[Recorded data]
----------
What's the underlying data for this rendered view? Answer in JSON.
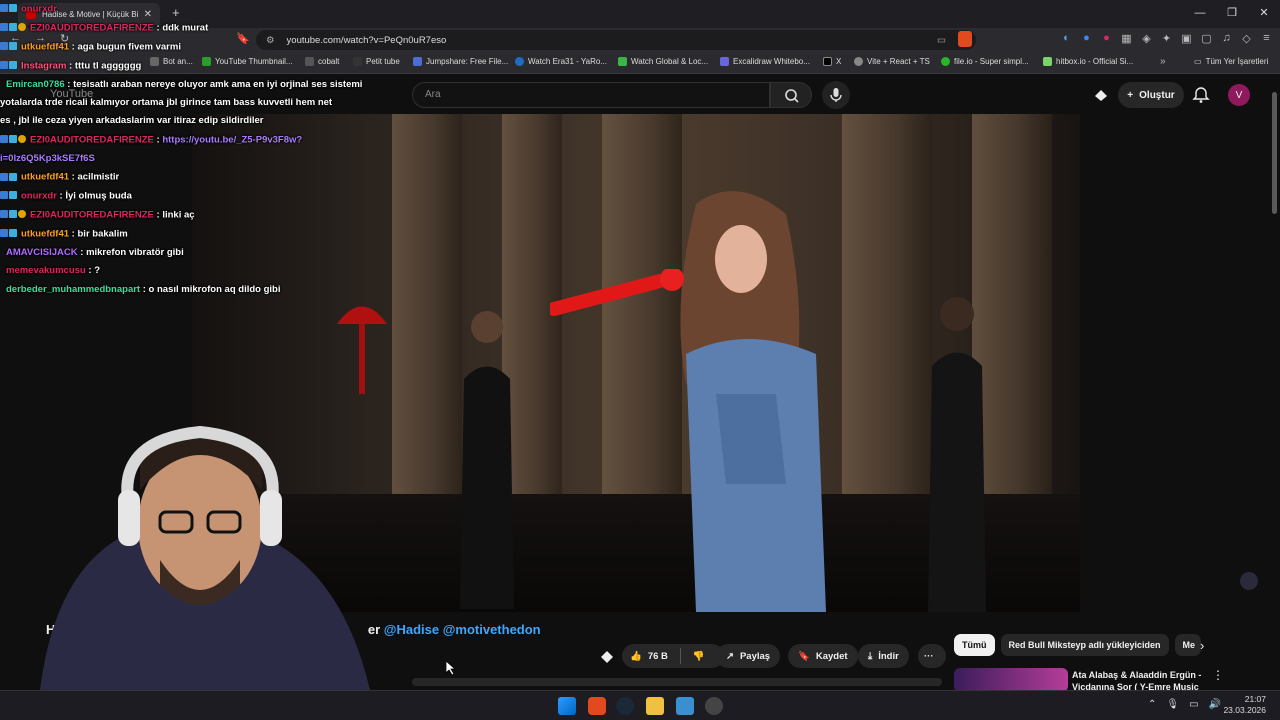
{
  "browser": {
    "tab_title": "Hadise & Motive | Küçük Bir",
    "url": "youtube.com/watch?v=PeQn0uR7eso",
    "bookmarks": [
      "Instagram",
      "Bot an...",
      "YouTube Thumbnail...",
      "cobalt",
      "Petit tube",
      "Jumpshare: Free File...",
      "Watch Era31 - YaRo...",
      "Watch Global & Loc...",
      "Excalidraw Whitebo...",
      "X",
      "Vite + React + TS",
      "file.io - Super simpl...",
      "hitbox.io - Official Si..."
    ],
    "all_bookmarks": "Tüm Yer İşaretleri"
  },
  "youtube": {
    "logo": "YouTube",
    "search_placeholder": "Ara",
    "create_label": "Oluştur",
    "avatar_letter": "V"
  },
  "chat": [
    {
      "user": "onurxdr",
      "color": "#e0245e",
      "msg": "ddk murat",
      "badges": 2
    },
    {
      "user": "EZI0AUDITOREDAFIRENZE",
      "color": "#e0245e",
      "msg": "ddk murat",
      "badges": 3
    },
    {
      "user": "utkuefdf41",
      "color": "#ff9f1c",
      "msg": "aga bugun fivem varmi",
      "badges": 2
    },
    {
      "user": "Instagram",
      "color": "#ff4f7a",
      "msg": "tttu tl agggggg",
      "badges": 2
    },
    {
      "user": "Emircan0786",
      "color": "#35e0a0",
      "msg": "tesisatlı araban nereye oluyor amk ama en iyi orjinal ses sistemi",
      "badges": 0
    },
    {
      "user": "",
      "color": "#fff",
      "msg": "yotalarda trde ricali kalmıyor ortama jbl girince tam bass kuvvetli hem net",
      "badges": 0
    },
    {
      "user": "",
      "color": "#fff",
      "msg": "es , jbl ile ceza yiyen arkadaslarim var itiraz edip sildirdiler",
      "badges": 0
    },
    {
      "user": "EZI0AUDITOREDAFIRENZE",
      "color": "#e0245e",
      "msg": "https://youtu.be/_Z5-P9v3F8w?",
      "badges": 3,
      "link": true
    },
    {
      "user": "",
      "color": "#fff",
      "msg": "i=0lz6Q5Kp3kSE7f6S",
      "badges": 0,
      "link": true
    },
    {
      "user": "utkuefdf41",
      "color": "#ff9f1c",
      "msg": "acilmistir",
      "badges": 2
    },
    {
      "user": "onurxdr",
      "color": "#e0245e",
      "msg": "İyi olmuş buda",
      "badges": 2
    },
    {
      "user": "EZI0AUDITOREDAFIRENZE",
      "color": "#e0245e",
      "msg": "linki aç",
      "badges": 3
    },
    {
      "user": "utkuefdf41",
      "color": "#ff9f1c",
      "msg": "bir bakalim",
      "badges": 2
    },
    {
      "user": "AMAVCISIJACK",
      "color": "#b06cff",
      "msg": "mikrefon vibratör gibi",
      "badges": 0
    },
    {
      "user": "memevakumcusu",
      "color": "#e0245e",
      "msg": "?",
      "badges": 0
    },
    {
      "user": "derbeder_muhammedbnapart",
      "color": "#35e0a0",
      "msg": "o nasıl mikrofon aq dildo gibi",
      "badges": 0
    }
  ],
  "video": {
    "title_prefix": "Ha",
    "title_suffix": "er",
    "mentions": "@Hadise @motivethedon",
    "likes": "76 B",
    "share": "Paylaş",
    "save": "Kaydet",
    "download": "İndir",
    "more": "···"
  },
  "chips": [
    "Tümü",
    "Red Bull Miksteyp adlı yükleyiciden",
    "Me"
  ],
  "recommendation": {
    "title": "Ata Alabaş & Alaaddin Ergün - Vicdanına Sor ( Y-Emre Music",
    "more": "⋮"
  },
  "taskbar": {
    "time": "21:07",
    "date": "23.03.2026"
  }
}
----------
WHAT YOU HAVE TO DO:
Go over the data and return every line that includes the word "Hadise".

RESULT FOR THIS EXERCISE:
    "tab_title": "Hadise & Motive | Küçük Bir",
    "mentions": "@Hadise @motivethedon",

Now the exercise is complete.